Is Merkel Finished?

After almost 13 years as Chancellor of Germany, Angela Merkel has finally lost credibility as leader. According to a poll by ZDF television, 56 per cent of Germans think Merkel should now step down from her long-held leadership role.

On 14th October, the sister party of Merkel’s CDU, the CSU, saw its worst results since 1950 as it lost its long-held majority in the Bavarian state election. Votes for the party fell by 10 percentage points since the last election. The CSU saw its previous supporters shift to the far-right Alternative for Germany (AfD) and to the far left party, the Greens. The centre-left is losing credibility fast, perhaps for good.

As Chancellor of Germany, Merkel should take responsibility and question her future role in party politics. Her policies on immigration dominated the state election as they were met with fierce opposition. Germany saw more than 1,000,000 asylum-seekers seek refuge within its states. Most of these immigrants reached Germany through Bavaria, which directly increased the popularity of the far-right AfD.

The CSU’s decision to take a more right-wing stance to win back these voters was another vital mistake. This endorsement of the far right is not only dangerous but clearly hasn’t worked. Not only did the AfD make clear gains at the Bavarian elections because of their anti-immigration stance, but voters were also sent in the opposite direction, to the Greens.
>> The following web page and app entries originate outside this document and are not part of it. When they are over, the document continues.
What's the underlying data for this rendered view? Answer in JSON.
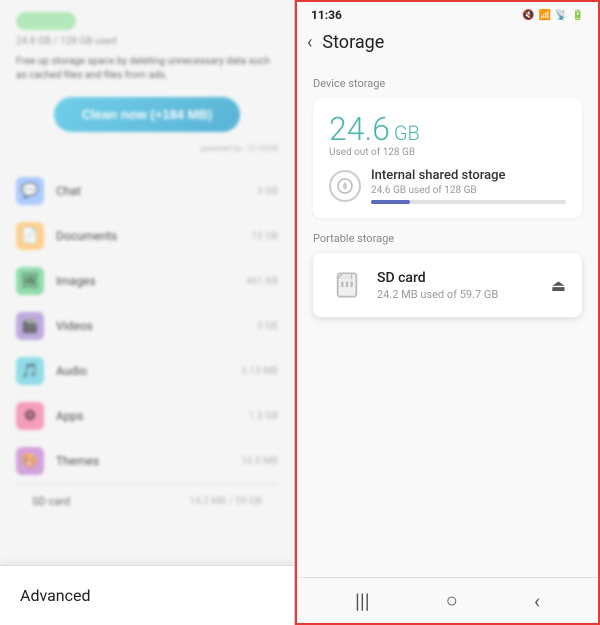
{
  "left_panel": {
    "storage_bar_color": "#a8e6b0",
    "storage_info": "24.8 GB / 128 GB used",
    "free_up_text": "Free up storage space by deleting unnecessary data such as cached files and files from ads.",
    "clean_button_label": "Clean now (+184 MB)",
    "powered_text": "powered by · 21/2020",
    "storage_items": [
      {
        "name": "Chat",
        "size": "3 GB",
        "icon_class": "icon-chat",
        "icon": "💬"
      },
      {
        "name": "Documents",
        "size": "12 GB",
        "icon_class": "icon-docs",
        "icon": "📄"
      },
      {
        "name": "Images",
        "size": "461 KB",
        "icon_class": "icon-images",
        "icon": "🖼"
      },
      {
        "name": "Videos",
        "size": "3 GB",
        "icon_class": "icon-videos",
        "icon": "🎬"
      },
      {
        "name": "Audio",
        "size": "3.13 MB",
        "icon_class": "icon-audio",
        "icon": "🎵"
      },
      {
        "name": "Apps",
        "size": "1.3 GB",
        "icon_class": "icon-apps",
        "icon": "⚙"
      },
      {
        "name": "Themes",
        "size": "10.5 MB",
        "icon_class": "icon-themes",
        "icon": "🎨"
      }
    ],
    "sd_card_label": "SD card",
    "sd_card_size": "14.2 MB / 59 GB",
    "advanced_label": "Advanced"
  },
  "right_panel": {
    "status_time": "11:36",
    "status_icons": [
      "🔇",
      "📶",
      "📡",
      "🔋"
    ],
    "back_icon": "‹",
    "page_title": "Storage",
    "device_storage_section_label": "Device storage",
    "device_storage_size": "24.6",
    "device_storage_unit": "GB",
    "device_storage_used_text": "Used out of 128 GB",
    "internal_storage_name": "Internal shared storage",
    "internal_storage_sub": "24.6 GB used of 128 GB",
    "progress_percent": 20,
    "portable_section_label": "Portable storage",
    "sd_card_name": "SD card",
    "sd_card_detail": "24.2 MB used of 59.7 GB",
    "eject_icon": "⏏",
    "nav_icons": [
      "|||",
      "○",
      "‹"
    ]
  }
}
Voters who made huge efforts to support those seeking refuge also feel that the sudden right-wing stance of the CSU is a rejection of their efforts and have subsequently turned to the Greens. The Green Party more than doubled their votes to 17.5 per cent and successfully became the second strongest party in Bavaria. This political boost for the Greens is comforting as this once minor party overtook Merkel’s coalition partner, SPD, which received only 9.7 per cent of votes. Seeing voters split to each extreme is worrying.

The attention is now on Hesse, where the next state election will be held on 28th October. If Merkel’s party loses credibility to a similar scale again, the coalition will most likely fall and Merkel will not see the end of her fourth term as leader. In this situation, Merkel will not be able to deny that her position as Chancellor is in terminal turmoil. As a renowned political stronghold for the CDU, another loss for Merkel here would have to bring her leadership into question.

Even if Merkel survives until the CDU party conference in December, it’s unlikely she’ll be re-elected as Chancellor there, although this vote is usually just an unquestioned formality. Two CDU members have already said they will challenge Merkel for the leadership at the conference.

Angela Merkel has led the party for a long time with much success in the past. Although she is not solely responsible for the failures of her coalition in Bavaria, her mistakes do mean she must now hand over the political reigns to someone else.

Emily Wiffin